**Task to complete:** Please count the lines of the data that contain "your" and state only the total.

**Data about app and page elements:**
Start of Block

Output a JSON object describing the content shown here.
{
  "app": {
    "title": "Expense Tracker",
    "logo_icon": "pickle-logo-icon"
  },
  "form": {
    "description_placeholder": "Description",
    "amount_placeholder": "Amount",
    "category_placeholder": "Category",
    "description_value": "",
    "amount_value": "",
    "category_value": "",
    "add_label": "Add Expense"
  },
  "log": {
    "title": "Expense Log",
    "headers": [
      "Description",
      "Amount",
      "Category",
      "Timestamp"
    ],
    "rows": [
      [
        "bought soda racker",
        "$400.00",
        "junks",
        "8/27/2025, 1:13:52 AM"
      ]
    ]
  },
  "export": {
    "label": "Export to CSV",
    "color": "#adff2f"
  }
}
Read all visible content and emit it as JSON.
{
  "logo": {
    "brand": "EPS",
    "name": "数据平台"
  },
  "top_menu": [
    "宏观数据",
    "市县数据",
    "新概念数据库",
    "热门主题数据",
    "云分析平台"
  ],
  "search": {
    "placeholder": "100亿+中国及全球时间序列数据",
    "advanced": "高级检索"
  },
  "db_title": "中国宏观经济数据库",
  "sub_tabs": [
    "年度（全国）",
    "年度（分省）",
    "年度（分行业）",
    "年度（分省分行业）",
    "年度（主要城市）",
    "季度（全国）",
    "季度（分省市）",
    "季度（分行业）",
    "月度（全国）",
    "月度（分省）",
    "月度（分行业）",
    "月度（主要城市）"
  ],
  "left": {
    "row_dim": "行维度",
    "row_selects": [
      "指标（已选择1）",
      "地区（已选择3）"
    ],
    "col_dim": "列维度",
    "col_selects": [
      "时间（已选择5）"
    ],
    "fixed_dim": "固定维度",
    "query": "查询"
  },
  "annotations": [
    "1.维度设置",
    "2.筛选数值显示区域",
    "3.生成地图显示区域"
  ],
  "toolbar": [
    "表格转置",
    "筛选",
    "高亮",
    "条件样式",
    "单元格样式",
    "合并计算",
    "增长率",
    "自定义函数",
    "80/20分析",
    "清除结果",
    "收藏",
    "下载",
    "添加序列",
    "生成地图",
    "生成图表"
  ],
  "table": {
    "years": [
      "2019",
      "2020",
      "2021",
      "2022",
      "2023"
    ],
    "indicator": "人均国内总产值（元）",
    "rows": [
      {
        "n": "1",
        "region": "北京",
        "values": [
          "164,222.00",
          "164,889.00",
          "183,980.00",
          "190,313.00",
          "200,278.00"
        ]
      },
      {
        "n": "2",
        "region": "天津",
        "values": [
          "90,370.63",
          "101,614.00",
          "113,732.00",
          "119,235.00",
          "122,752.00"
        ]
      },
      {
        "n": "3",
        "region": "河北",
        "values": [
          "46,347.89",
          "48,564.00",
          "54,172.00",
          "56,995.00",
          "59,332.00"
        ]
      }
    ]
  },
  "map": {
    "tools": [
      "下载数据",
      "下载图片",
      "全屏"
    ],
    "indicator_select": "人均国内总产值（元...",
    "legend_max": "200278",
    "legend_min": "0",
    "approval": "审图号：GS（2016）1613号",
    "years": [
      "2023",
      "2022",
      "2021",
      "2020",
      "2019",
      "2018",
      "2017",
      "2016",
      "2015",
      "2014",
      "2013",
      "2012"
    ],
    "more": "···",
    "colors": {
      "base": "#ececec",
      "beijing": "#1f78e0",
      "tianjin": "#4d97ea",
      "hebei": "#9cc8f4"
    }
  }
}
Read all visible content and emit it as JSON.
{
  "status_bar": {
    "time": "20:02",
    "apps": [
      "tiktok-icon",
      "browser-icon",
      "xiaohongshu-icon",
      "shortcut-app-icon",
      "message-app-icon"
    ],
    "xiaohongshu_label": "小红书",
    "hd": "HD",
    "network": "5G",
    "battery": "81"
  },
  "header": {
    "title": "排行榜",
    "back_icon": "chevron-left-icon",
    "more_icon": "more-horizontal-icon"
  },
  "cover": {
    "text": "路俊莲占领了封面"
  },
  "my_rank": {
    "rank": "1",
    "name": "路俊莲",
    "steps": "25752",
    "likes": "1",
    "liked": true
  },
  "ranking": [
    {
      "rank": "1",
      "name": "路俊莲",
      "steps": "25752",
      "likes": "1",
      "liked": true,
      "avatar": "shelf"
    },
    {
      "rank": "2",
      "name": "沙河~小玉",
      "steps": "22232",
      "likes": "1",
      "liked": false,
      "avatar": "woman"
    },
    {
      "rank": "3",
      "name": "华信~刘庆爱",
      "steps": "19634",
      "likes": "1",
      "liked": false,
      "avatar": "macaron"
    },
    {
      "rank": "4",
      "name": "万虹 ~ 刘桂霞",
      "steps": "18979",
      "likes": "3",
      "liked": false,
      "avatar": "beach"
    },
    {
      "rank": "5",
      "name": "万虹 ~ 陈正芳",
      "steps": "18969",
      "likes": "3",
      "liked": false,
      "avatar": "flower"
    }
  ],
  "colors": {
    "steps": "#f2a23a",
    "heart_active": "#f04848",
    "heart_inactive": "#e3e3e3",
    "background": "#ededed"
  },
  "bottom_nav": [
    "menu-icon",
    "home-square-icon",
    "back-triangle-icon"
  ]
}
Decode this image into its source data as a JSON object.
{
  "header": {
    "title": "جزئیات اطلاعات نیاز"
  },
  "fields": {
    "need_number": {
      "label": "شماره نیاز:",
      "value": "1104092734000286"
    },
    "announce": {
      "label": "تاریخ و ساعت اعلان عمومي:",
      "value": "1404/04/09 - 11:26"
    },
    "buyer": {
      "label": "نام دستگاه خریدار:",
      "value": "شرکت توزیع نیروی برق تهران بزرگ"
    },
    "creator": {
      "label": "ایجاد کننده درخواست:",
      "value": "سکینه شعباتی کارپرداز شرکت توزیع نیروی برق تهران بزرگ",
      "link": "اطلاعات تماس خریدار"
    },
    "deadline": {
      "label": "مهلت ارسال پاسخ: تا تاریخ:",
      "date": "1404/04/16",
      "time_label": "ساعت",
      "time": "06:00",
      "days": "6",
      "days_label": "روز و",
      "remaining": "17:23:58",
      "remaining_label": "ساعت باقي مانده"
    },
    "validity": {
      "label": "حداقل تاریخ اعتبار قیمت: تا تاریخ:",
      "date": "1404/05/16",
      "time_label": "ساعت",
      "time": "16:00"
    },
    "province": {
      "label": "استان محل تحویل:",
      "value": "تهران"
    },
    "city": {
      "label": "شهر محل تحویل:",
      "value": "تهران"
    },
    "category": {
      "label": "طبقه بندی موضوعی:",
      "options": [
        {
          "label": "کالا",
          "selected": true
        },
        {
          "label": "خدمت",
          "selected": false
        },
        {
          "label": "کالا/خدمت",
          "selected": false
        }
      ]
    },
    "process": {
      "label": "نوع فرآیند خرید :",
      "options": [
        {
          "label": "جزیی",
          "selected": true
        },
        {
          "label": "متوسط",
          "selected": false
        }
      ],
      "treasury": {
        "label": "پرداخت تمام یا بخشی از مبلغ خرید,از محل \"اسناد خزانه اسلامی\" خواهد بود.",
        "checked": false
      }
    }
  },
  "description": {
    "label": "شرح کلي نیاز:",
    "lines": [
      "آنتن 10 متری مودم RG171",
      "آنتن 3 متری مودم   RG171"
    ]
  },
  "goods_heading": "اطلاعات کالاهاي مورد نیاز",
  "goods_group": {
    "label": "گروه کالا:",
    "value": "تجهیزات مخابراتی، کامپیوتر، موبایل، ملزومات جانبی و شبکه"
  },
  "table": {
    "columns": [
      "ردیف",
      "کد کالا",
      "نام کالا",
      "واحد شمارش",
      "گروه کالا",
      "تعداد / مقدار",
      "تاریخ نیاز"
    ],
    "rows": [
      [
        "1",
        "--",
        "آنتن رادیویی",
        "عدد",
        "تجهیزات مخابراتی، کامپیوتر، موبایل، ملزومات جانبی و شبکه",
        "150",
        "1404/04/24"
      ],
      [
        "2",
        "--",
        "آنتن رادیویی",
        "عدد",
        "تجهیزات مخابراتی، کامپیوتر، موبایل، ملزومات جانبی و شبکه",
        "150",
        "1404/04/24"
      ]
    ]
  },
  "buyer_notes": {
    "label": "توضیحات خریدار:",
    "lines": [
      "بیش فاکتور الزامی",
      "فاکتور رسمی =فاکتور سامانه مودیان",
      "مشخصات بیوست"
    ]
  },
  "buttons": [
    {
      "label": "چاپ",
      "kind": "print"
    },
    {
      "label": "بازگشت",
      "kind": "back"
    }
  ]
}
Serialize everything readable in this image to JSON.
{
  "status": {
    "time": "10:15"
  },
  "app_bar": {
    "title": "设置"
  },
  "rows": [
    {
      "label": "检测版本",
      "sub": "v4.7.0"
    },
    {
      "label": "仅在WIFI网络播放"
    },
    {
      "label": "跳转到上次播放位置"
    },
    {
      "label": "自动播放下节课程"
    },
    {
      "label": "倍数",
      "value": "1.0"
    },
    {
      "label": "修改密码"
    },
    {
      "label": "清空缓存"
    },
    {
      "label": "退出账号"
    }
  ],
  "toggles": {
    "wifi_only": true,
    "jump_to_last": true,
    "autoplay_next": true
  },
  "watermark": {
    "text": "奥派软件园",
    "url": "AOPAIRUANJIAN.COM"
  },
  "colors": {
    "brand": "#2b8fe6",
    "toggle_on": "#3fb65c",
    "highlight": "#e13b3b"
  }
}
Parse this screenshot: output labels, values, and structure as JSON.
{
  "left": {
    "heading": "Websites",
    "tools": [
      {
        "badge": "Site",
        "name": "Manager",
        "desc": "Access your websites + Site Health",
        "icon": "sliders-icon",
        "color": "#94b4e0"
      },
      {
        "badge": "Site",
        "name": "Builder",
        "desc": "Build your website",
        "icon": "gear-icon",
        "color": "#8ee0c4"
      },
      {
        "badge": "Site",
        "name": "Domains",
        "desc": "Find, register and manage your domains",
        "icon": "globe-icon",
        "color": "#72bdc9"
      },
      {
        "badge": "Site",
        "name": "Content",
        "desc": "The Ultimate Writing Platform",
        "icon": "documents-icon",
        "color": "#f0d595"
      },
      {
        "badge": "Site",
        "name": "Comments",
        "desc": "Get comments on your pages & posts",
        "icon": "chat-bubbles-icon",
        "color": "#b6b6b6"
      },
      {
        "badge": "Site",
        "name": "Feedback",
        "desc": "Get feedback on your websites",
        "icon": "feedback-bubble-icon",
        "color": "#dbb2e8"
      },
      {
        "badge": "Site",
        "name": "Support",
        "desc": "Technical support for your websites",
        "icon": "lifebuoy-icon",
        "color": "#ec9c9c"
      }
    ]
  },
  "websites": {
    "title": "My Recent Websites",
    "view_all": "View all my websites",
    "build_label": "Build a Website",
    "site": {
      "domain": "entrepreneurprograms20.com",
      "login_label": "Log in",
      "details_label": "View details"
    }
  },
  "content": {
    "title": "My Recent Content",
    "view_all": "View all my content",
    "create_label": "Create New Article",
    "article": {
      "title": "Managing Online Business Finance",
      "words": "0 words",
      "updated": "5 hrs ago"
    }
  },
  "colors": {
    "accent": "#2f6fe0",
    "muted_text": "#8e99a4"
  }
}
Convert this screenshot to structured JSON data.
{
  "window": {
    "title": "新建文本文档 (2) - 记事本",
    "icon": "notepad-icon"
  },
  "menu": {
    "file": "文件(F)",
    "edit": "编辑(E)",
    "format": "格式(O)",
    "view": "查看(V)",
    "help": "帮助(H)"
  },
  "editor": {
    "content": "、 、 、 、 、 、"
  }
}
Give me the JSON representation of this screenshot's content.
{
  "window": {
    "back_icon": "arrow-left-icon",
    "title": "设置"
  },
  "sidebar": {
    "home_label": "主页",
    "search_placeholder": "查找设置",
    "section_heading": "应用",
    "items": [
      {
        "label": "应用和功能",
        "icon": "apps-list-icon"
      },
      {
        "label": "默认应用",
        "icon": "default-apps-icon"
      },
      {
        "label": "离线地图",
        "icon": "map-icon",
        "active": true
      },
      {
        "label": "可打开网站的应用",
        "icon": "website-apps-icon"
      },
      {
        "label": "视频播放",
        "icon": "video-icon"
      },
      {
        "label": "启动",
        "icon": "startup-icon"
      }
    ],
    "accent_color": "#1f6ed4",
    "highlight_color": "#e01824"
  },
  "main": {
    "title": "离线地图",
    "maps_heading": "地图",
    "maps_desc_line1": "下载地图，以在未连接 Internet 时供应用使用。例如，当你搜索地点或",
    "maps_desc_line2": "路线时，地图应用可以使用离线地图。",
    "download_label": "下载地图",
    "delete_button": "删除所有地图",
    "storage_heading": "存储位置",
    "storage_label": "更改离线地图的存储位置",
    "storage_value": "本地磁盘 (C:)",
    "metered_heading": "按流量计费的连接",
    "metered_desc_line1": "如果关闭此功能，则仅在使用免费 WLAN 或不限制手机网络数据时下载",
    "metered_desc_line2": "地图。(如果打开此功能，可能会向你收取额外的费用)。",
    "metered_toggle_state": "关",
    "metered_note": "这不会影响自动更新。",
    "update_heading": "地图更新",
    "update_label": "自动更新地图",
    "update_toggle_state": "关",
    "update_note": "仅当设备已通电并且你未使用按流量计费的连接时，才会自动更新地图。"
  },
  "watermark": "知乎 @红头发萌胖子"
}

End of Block

**Response area:** 6